Till atte laste thus this marchaund sayde:—
“By God,” quod he, “I am a litel wroth
With yow, my wyf, although it be me loth;
And wite ye why? by God, as that I gesse,
Ye han i-maad a maner straungenesse
Bitwixe me and my cosyn dan Johan.
Ye schold have warned me, er I hadde goon,
That he yow had an hundred frankes payd
By redy tokne; and huld him evil appayd
For that I to him spak of chevysuance,
(Me semede so as by his countenaunce);
But natheles, by God of heven king!
I thoughte nought to axe him no thing.
I pray the, wyf, do thou no more so.
Tel me alway, er that I fro the go,
If eny dettour have in myn absence
I-payed the, lest in thy necgligence
I may him axe a thing that he hath payed.”

This wyf was not affered ne affrayed,
But boldely sche sayde, and that anoon:
“Marry! I diffy that false monk, dan Johan!
I kepe not of his tokenes never a del;
He took me a certeyn gold, that wot I wel.
What? evel thedom on his monkes snowte!
For, God it wot! I wende withoute doute,
That he had yeve it me, bycause of yow,
To do therwith myn honour and my prow,
For cosynage, and eek for bele cheer
That he hath had ful ofte tyme heer.
But synnes that I stonde in this disjoynt,
I wol answere yow schortly to the poynt.
Ye han mo slakke dettours than am I;
For I wol paye yow wel and redily
Fro day to day, and if so be I faile,
I am your wif, score it upon my taile,
And I schal paye it as soone as I may.
For by my trouthe, I have on myn array,
And nought on wast, bistowed it every del.
And for I have bistowed it so wel
To youre honour, for Goddes sake I saye,
As beth nought wroth, but let us laugh and playe;
Ye schul my joly body have to wedde;
By God, I wol not paye yow but on bedde;
Foryeve it me, myn owne spouse deere;
Turne hider-ward and make better cheere.”
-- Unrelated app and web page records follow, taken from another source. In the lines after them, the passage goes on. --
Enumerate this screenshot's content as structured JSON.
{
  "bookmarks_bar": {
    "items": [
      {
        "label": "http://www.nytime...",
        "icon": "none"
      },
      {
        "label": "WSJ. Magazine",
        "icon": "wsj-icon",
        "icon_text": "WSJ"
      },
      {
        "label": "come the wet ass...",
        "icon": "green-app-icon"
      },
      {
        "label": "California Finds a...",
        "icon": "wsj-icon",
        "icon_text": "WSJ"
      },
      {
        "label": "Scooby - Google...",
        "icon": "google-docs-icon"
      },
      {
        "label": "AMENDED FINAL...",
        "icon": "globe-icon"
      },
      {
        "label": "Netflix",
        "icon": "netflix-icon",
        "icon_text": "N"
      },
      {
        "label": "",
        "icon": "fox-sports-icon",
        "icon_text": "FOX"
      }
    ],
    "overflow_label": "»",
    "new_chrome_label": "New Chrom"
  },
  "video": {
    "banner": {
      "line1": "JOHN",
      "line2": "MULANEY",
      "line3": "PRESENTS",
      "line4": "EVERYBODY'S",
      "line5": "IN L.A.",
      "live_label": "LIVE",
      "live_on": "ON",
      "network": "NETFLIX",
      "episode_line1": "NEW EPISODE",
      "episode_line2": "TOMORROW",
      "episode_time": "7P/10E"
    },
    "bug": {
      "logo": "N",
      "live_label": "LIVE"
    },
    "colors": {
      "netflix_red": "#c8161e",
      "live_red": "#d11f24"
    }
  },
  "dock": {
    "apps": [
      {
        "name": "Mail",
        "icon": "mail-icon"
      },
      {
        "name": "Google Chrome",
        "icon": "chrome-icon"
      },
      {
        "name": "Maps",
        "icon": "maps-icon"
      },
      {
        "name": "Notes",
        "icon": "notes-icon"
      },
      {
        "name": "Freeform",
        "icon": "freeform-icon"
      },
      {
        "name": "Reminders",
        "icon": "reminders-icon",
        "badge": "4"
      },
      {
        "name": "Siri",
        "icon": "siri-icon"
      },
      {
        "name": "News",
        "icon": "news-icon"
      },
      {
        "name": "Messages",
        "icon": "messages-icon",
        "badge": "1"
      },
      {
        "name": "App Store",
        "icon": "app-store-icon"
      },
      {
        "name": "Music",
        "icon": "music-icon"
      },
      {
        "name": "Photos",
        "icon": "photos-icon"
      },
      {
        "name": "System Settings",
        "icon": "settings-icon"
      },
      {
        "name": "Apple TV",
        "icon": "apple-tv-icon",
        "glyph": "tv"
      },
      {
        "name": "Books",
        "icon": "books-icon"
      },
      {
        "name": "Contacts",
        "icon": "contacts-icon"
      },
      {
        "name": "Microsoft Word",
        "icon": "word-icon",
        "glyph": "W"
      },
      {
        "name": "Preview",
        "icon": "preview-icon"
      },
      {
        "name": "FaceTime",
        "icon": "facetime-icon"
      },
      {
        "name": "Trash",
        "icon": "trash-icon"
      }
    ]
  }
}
This marchaund saugh noon other remedy;
And for to chide, it was but foly,
Sith that the thing may not amendid be.
“Now, wif,” he sayde, “and I foryive it the;
But by thi lif, ne be no more so large;
Keep better my good, this yive I the in charge.
Thus endeth now my tale, and God us sende
Talyng y-nough, unto our lyves ende!”

http://ebooks.adelaide.edu.au/c/chaucer/canterbury/burrell/chapter5.html

Last updated Saturday, March 1, 2014 at 20:37